Day 2

I mentioned Cool River Coffee House above, if you didn’t get the chance to try this on day one head here for coffee and breakfast! They have delicious coffee, burritos and donuts (gluten free/vegan pastries too!). I adore the outdoor seating at this place! On cooler days they turn on their outdoor heaters so you can still enjoy the outdoor seating and mountain views.

Although it’s not in Breckenridge, about 30 minutes West, I tell everyone I know to visit Mayflower Gulch. Before moving here, Mayflower Gulch had been a location I saved on Instagram but could never locate it- that is until I moved here! Mayflower Gulch is a heavily trafficked 6.1 mile out and back trail. To get to the iconic 1800’s mining cabins, it’s about 1.5 miles (3 miles RT) with 597 feet of elevation gain. You can continue on to higher parts of the trail, as the map linked suggests, or just stop at the cabins.

You can visit this trail any time of year though in the winter, depending on conditions, to reach the cabins spikes and/or snowshoes are recommended. It’s also a very popular backcountry ski/snowboard area! If you’re visiting in the winter, please be aware of snow conditions, namely avalanche safety. The CAIC is a great resource. Although the cabins are not above tree line, please note that weather conditions any time of year can change instantly- especially in the summer. The mountains tend to have thunderstorms around noon, nearly every day, so I always recommend being back at the trailhead, or at least below tree line, before then.

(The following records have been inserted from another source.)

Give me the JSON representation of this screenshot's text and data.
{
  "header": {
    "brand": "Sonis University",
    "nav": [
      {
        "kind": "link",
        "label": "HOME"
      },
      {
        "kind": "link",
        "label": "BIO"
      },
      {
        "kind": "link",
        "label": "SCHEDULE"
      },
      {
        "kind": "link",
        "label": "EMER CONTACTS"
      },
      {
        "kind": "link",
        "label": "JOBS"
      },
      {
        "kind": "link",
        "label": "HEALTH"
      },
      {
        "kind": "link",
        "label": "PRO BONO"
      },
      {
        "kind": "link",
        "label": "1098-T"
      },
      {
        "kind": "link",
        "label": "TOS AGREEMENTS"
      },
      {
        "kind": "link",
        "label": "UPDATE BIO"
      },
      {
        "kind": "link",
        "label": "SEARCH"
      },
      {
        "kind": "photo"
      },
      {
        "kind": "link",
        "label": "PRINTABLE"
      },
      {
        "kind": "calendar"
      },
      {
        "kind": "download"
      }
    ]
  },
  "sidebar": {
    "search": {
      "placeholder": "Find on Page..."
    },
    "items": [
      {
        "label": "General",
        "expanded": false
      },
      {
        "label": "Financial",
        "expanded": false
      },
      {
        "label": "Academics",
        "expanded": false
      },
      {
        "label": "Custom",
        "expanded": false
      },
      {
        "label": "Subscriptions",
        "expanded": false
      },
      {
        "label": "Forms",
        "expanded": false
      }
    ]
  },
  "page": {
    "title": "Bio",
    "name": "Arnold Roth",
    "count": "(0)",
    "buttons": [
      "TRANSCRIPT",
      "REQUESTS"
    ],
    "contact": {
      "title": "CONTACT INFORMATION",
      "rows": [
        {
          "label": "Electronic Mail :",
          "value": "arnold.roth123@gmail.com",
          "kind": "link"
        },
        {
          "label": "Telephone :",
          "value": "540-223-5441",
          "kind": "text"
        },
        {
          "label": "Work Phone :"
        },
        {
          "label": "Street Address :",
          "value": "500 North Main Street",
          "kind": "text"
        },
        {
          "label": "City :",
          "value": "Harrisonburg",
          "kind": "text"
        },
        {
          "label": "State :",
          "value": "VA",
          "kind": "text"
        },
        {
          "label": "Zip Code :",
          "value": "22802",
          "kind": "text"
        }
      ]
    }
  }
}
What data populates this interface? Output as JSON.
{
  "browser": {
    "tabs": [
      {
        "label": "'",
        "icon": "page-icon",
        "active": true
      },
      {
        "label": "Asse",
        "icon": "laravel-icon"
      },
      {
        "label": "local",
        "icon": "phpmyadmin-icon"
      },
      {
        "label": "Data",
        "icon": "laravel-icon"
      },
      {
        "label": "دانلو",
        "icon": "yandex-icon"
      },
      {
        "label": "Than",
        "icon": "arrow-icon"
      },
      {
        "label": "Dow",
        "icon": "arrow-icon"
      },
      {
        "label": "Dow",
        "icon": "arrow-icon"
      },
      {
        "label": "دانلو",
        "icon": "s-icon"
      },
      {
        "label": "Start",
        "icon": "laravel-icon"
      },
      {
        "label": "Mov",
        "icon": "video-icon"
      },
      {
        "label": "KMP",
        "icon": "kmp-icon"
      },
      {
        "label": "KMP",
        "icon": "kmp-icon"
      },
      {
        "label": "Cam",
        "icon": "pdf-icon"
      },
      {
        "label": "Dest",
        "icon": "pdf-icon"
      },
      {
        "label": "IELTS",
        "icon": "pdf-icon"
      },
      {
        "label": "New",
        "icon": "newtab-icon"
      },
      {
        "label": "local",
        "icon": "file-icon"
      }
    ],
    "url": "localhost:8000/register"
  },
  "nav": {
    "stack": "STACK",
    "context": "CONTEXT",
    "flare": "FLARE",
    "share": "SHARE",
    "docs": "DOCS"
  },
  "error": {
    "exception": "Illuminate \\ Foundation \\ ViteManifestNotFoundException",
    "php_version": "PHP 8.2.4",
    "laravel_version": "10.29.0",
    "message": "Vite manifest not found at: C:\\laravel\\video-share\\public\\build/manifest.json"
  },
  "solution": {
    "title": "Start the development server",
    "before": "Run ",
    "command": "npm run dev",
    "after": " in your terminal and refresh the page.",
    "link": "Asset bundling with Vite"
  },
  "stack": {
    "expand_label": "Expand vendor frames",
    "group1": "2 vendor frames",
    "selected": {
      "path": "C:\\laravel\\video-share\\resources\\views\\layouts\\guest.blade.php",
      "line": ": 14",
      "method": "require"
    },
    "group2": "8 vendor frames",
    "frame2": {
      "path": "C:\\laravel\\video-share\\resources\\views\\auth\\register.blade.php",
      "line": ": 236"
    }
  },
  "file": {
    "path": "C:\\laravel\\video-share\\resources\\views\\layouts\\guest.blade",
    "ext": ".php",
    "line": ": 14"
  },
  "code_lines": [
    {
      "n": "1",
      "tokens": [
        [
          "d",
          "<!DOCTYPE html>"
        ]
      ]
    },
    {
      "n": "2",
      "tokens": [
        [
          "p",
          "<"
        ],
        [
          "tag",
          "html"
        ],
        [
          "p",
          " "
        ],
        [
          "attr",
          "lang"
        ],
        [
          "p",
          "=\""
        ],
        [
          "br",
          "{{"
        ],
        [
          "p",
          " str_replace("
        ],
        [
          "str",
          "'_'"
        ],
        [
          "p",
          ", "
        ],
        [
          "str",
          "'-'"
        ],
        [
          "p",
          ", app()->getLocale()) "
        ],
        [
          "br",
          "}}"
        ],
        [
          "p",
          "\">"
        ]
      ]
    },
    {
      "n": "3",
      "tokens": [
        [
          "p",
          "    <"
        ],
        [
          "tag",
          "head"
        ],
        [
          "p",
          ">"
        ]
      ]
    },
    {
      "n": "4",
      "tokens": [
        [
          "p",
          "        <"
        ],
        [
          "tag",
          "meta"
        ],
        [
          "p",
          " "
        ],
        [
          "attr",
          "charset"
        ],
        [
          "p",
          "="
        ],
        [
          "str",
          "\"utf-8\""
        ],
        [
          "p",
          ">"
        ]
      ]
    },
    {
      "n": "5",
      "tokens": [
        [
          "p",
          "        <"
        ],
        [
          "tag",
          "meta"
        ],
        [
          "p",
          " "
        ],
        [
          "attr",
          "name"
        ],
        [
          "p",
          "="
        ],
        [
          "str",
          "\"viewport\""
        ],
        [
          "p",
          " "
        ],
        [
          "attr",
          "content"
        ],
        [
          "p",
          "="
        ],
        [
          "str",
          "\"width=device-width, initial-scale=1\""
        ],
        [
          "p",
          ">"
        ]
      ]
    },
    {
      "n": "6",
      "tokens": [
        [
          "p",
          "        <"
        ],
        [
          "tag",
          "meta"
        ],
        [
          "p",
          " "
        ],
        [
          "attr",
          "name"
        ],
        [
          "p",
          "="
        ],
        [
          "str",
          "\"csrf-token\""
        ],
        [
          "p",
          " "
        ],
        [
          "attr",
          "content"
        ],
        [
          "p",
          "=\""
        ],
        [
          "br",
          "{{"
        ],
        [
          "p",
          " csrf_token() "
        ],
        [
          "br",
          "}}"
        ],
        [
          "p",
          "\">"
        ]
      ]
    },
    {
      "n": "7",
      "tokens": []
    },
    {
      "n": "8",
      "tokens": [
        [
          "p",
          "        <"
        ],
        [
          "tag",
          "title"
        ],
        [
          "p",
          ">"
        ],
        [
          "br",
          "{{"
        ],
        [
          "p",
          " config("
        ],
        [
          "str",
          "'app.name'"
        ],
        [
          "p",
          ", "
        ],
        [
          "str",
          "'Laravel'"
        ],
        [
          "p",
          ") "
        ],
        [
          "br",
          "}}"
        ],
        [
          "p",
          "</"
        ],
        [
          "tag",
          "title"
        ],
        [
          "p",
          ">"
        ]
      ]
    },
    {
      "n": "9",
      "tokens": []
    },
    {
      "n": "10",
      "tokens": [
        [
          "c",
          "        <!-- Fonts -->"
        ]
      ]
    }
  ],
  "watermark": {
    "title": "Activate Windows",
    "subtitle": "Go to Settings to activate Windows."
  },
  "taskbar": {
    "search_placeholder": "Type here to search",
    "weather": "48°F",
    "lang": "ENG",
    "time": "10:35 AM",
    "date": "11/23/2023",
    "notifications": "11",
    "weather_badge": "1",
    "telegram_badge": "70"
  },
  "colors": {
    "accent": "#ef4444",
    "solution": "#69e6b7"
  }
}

If you’re not feeling up for a hike, some other things you can do in the Summit County area are drive Loveland Pass, Hoosier Pass or explore the towns of Keystone and Frisco.

After an adventurous day, dinner at Yo Momma’s Cantina is a must. You can’t go wrong with anything on their menu, but might I suggest their famous bucket margaritas? Yo Momma’s also has outdoor seating! After dinner, if you’re feeling up for it head out for a few more adult beverages at my favorite spots: RMU, Broken Compass, Breck Brewery, Après, Modis, Kenosha, or Blue River Bistro.

Day 3

Assuming this is your final day in Breckenridge, let’s keep it local. If you want to try a new breakfast spot, head to Cabin Coffee Co. or The Crown. After you’re all fueled up, head to Blue Lakes Trail. This is a heavily trafficked, 1 mile out and back trail. It provides some pretty incredible views for the little amount of energy exerted! Some other options are Loveland Pass Lake, Iowa Hill, Sawmill Reservoir, Lower Crystal Lake, and sunset at Sapphire Point ( a must).

If you’re not up for a hike, rent a bike and bike the Dillon Lake loop or head back to Main St. and do some more perusing! For dinner, head to Breckenridge Distillery. The menu rotates regularly but you can expect big and bold flavors in a steakhouse atmosphere. For drinks, I hiiiighly recommend trying the whiskey flight and the Permafrost Pear.

Where to stay

There are so many options when it comes to accommodations here in Breck! A staple is Gravity Haus Breckenridge. This boutique style hotel is located at the base of Peak 9 and is right in town. The interior is mountain modern and the amenities are top notch with a dry sauna, soaking tub, Japanese inspired onsen, and its own restaurant, Cabin Juice. If you’re looking for something with a little more space and a kitchen here are a few Airbnb options:

Final thoughts

I shared some of my favorite spots in this weekend guide to Breckenridge, Colorado. Just like visiting anywhere else in the world, please be respectful and follow Leave No Trace principles when recreating in our pristine wilderness! It’s so important to keep these locations as we found them. Brush up on your wildlife knowledge, too. We’ve got quite the variety here and it’s important to know what to do should you encounter an animal on trail! Here are some wildlife safety tips. Don’t forget to check trail conditions and what’s open (or closed) in town. Sometimes shops and restaurants close in low season and trails are closed for maintenance. Finally, if you’re planning other Colorado adventures, head here for some trip inspiration. Happy trails!